in the school for last
Hannah Brittain and Katie Eaton are both teachers by profession and volunteered their summer to stay behind and give the kids some individual time after the rest of the group had gone back to the states. During the month they were there, they administered standardized testing to each child based off of their respective grade level. The results were varied but there was marked progress for each child. Remarking on the progress made, Katie said, “Just the individual time with the younger kids was so important – even more important than their test results. We were able to identify several learning disabilities just based off of the time it took certain children to answer questions, watching how they calculated certain math problems, or what level they were comprehending their reading assignments.”

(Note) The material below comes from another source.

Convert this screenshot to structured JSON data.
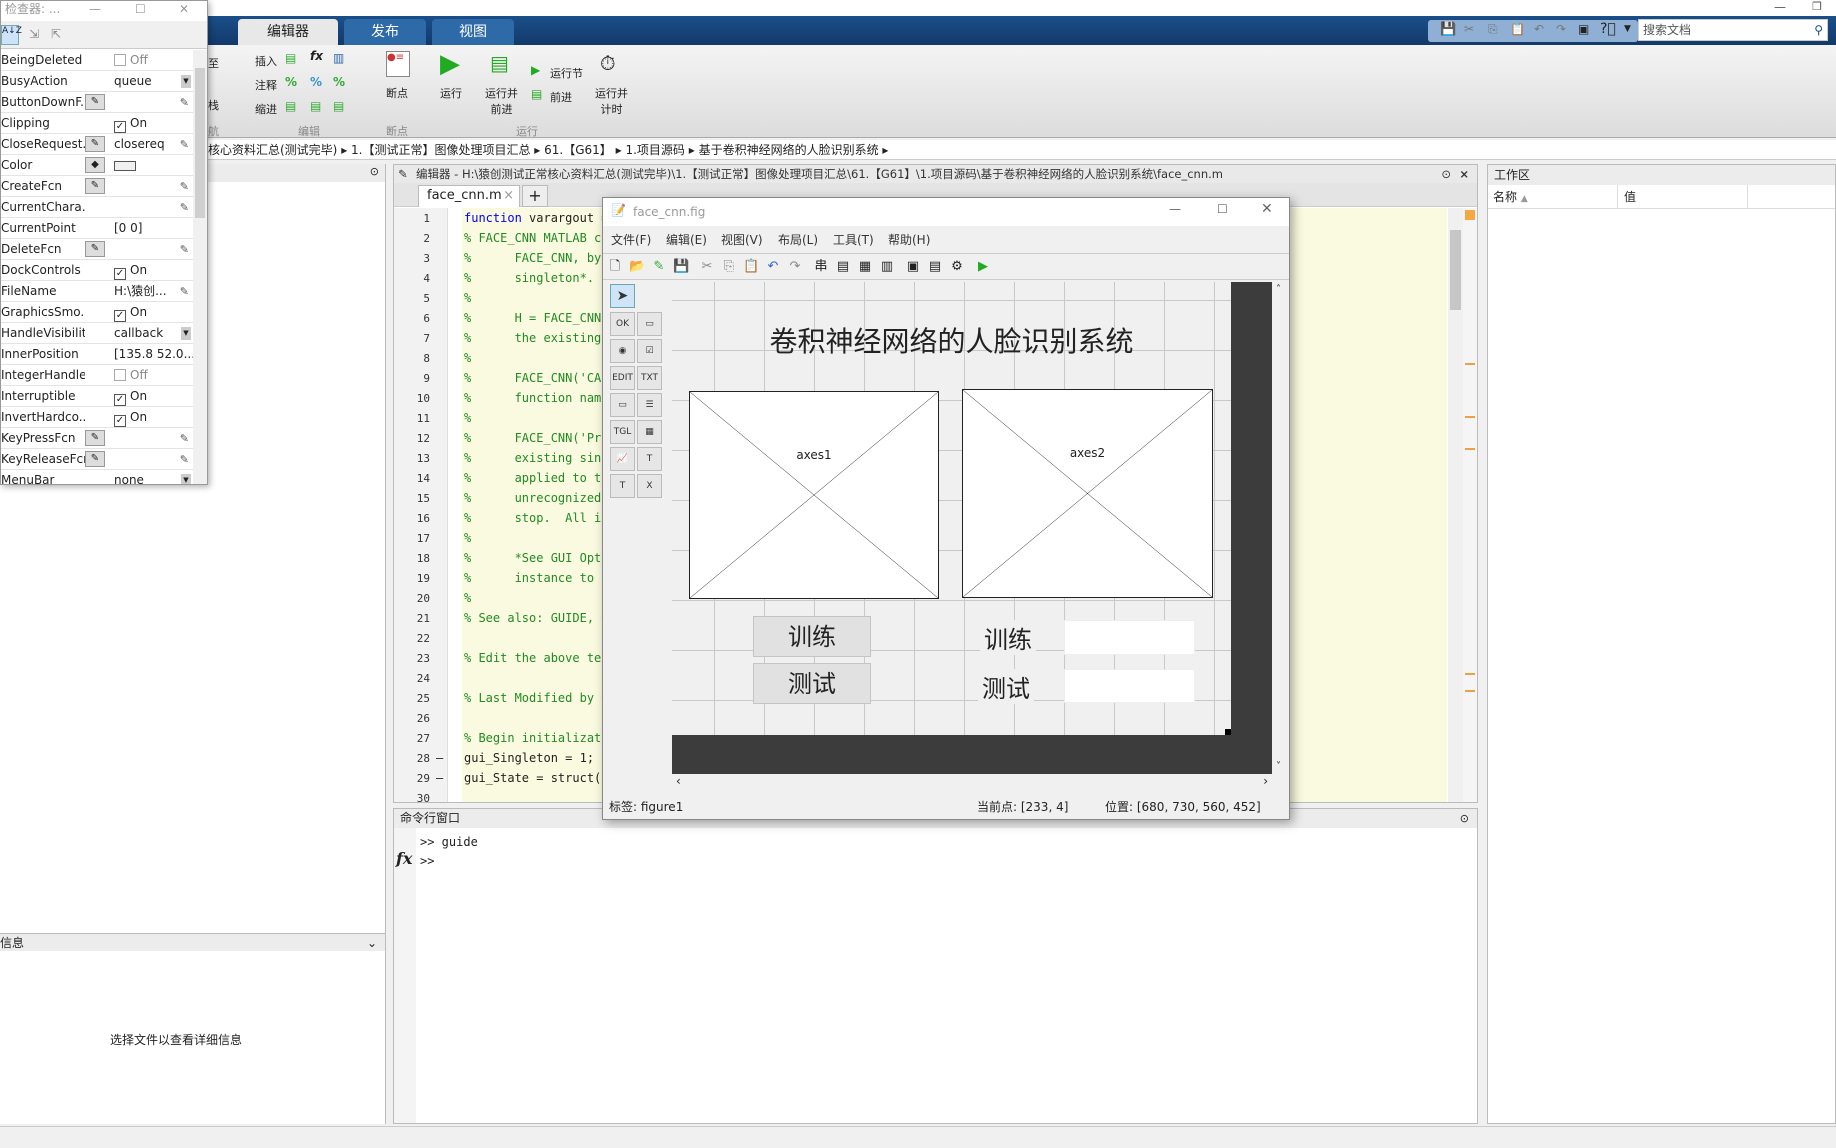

|Lorenzo helps with a graduation presentation |
on the Liberian holidays.
In addition to these accomplishments, Hannah and Katie were
able to build a functioning library for the kids with books donated from
several of our ambassadors, organized by subject and age target. Several
supplemental materials were also brought and shared with the teachers. The
Liberian government has an established curriculum for grade school that is
relatively comparable to the US curriculum (with cultural differences such as
Science mainly being geared towards horticulture and farming), but most schools
lack the resources to give children practical application for the material they
are learning. Several workbooks in varying subjects were supplied and explained
to the teachers, which will benefit the children’s educational development
greatly in the new school year. Each teacher was also evaluated for capacity to
teach their designated grade and it was determined that all are qualified to
teach the material they are responsible for.
|Neyor helps the kids with a graduation presentation on|
high blood pressure, a very common condition in Liberia.
For more information about our children and their educational progress, visit www.myhaloproject.com/our-kids.html.
Tuesday, August 20, 2013
The HALO team has made two trips to Liberia so far this year. In an effort to not overwhelm you the reader with information, over the course of the next several weeks, information will be posted in segments about the details of the trips we’ve taken in 2013 as well as facts about the country itself.
|HALO Ambassador Kelly Steckelberg with the local children|
during the June 2013 Medical Mission.
Medical treatment in Liberia is lacking at best. Most families would not be able to afford proper medical treatment if they were even aware any was available. Routine checkups are out of the question and many Liberians suffer daily with medical issues easily and commonly treated in the United States and other countries.